FAQ (Frequently Asked Questions)
Can backorders be avoided entirely?
While it may be challenging to eliminate backorders entirely, businesses can reduce their occurrence through diligent demand forecasting, inventory optimization, and proactive supply chain management. By staying attuned to market trends and utilizing advanced inventory management systems, businesses can better balance supply and demand.
How long should a business wait before canceling a backorder?
The timeframe for canceling a backorder depends on various factors, including the nature of the product, customer expectations, and communication with customers. However, businesses should aim to fulfill backorders as soon as possible or provide customers with alternative solutions if the wait becomes unreasonable. Maintaining open lines of communication and setting realistic expectations are key to managing customer satisfaction.
What is the difference between backorder and out of stock?
Backorder and out of stock situations both involve unavailability of a product, but there are key differences between them. Backorders occur when a company can fulfill the order at a later date, even though the product is currently unavailable. In contrast, an out-of-stock situation implies that the company cannot fulfill the order at all, either temporarily or permanently.
Are backorders bad for business?
Backorders can have negative implications for businesses, although the extent of their impact depends on various factors. While backorders may indicate strong demand for a product, they can also lead to decreased customer satisfaction, potential revenue loss, and a damaged reputation if not managed effectively. However, proactive inventory management, accurate forecasting, and clear communication with customers can mitigate the negative effects of backorders and help maintain customer loyalty.
- Backorders occur when demand exceeds supply, resulting in delayed fulfillment.
- Causes of backorders include unexpected spikes in demand, inaccurate demand forecasting, and supply chain disruptions.
- Businesses face decreased customer satisfaction, potential revenue loss, and damaged reputation due to backorders.
- Consumers experience delayed fulfillment, frustration, and the need to seek alternatives or wait for the backordered product to become available.
- Effective management of backorders requires proactive inventory management, accurate demand forecasting, robust supply chain management, and clear communication with customers.

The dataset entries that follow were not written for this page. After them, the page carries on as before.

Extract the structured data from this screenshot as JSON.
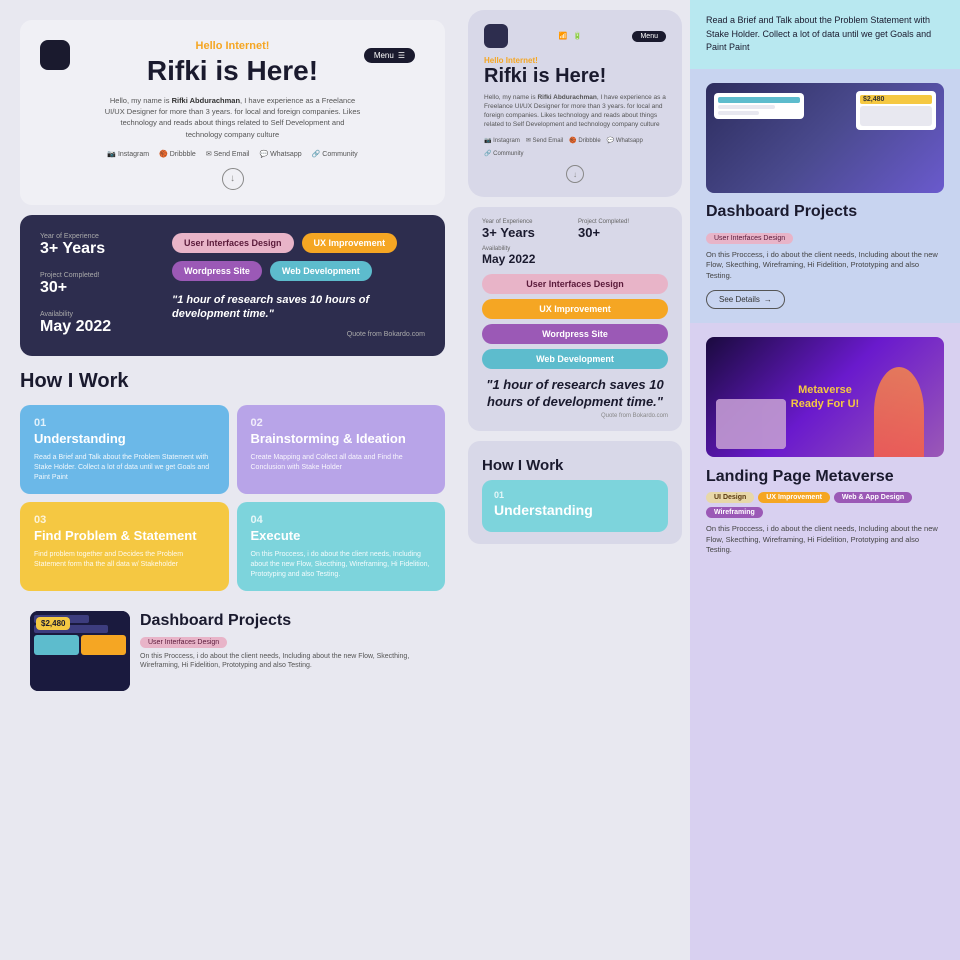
{
  "hero": {
    "hello": "Hello Internet!",
    "title": "Rifki is Here!",
    "desc_prefix": "Hello, my name is ",
    "name_bold": "Rifki Abdurachman",
    "desc_suffix": ", I have experience as a Freelance UI/UX Designer for more than 3 years. for local and foreign companies. Likes technology and reads about things related to Self Development and technology company culture",
    "menu_label": "Menu",
    "scroll_icon": "↓",
    "links": [
      "Instagram",
      "Dribbble",
      "Send Email",
      "Whatsapp",
      "Community"
    ]
  },
  "stats": {
    "experience_label": "Year of Experience",
    "experience_value": "3+ Years",
    "projects_label": "Project Completed!",
    "projects_value": "30+",
    "availability_label": "Availability",
    "availability_value": "May 2022"
  },
  "skills": {
    "btn1": "User Interfaces Design",
    "btn2": "UX Improvement",
    "btn3": "Wordpress Site",
    "btn4": "Web Development"
  },
  "quote": {
    "text": "\"1 hour of research saves 10 hours of development time.\"",
    "source": "Quote from Bokardo.com"
  },
  "how_i_work": {
    "title": "How I Work",
    "steps": [
      {
        "num": "01",
        "name": "Understanding",
        "desc": "Read a Brief and Talk about the Problem Statement with Stake Holder. Collect a lot of data until we get Goals and Paint Paint",
        "color": "blue"
      },
      {
        "num": "02",
        "name": "Brainstorming & Ideation",
        "desc": "Create Mapping and Collect all data and Find the Conclusion with Stake Holder",
        "color": "purple"
      },
      {
        "num": "03",
        "name": "Find Problem & Statement",
        "desc": "Find problem together and Decides the Problem Statement form tha the all data w/ Stakeholder",
        "color": "yellow"
      },
      {
        "num": "04",
        "name": "Execute",
        "desc": "On this Proccess, i do about the client needs, Including about the new Flow, Skecthing, Wireframing, Hi Fidelition, Prototyping and also Testing.",
        "color": "teal"
      }
    ]
  },
  "dashboard_project": {
    "title": "Dashboard Projects",
    "tag": "User Interfaces Design",
    "desc": "On this Proccess, i do about the client needs, Including about the new Flow, Skecthing, Wireframing, Hi Fidelition, Prototyping and also Testing.",
    "see_details": "See Details"
  },
  "dashboard_bottom": {
    "title": "Dashboard Projects",
    "tag": "User Interfaces Design",
    "desc": "On this Proccess, i do about the client needs, Including about the new Flow, Skecthing, Wireframing, Hi Fidelition, Prototyping and also Testing."
  },
  "landing_metaverse": {
    "title": "Landing Page Metaverse",
    "tag1": "UI Design",
    "tag2": "UX Improvement",
    "tag3": "Web & App Design",
    "tag4": "Wireframing",
    "img_title": "Metaverse",
    "img_subtitle": "Ready For U!",
    "desc": "On this Proccess, i do about the client needs, Including about the new Flow, Skecthing, Wireframing, Hi Fidelition, Prototyping and also Testing."
  },
  "top_info": {
    "text": "Read a Brief and Talk about the Problem Statement with Stake Holder. Collect a lot of data until we get Goals and Paint Paint"
  },
  "mobile": {
    "hello": "Hello Internet!",
    "title": "Rifki is Here!",
    "desc_prefix": "Hello, my name is ",
    "name_bold": "Rifki Abdurachman",
    "desc_suffix": ", I have experience as a Freelance UI/UX Designer for more than 3 years. for local and foreign companies. Likes technology and reads about things related to Self Development and technology company culture",
    "links": [
      "Instagram",
      "Send Email",
      "Dribbble",
      "Whatsapp",
      "Community"
    ],
    "experience_label": "Year of Experience",
    "experience_value": "3+ Years",
    "projects_label": "Project Completed!",
    "projects_value": "30+",
    "availability_label": "Availability",
    "availability_value": "May 2022",
    "quote": "\"1 hour of research saves 10 hours of development time.\"",
    "quote_source": "Quote from Bokardo.com",
    "how_title": "How I Work",
    "step_num": "01",
    "step_name": "Understanding"
  },
  "colors": {
    "accent_orange": "#f5a623",
    "accent_teal": "#5dbccd",
    "accent_purple": "#9b59b6",
    "accent_pink": "#e8b4c8",
    "dark_bg": "#2d2d4e",
    "light_bg": "#e8e8f0"
  }
}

View Article Sources
- Supply chain foundation: Building the elusive control tower – Supply Chain Management Review
- Wholesale Evolution – Manufacturing.Net
- Drug Shortages – Food and Drug Administration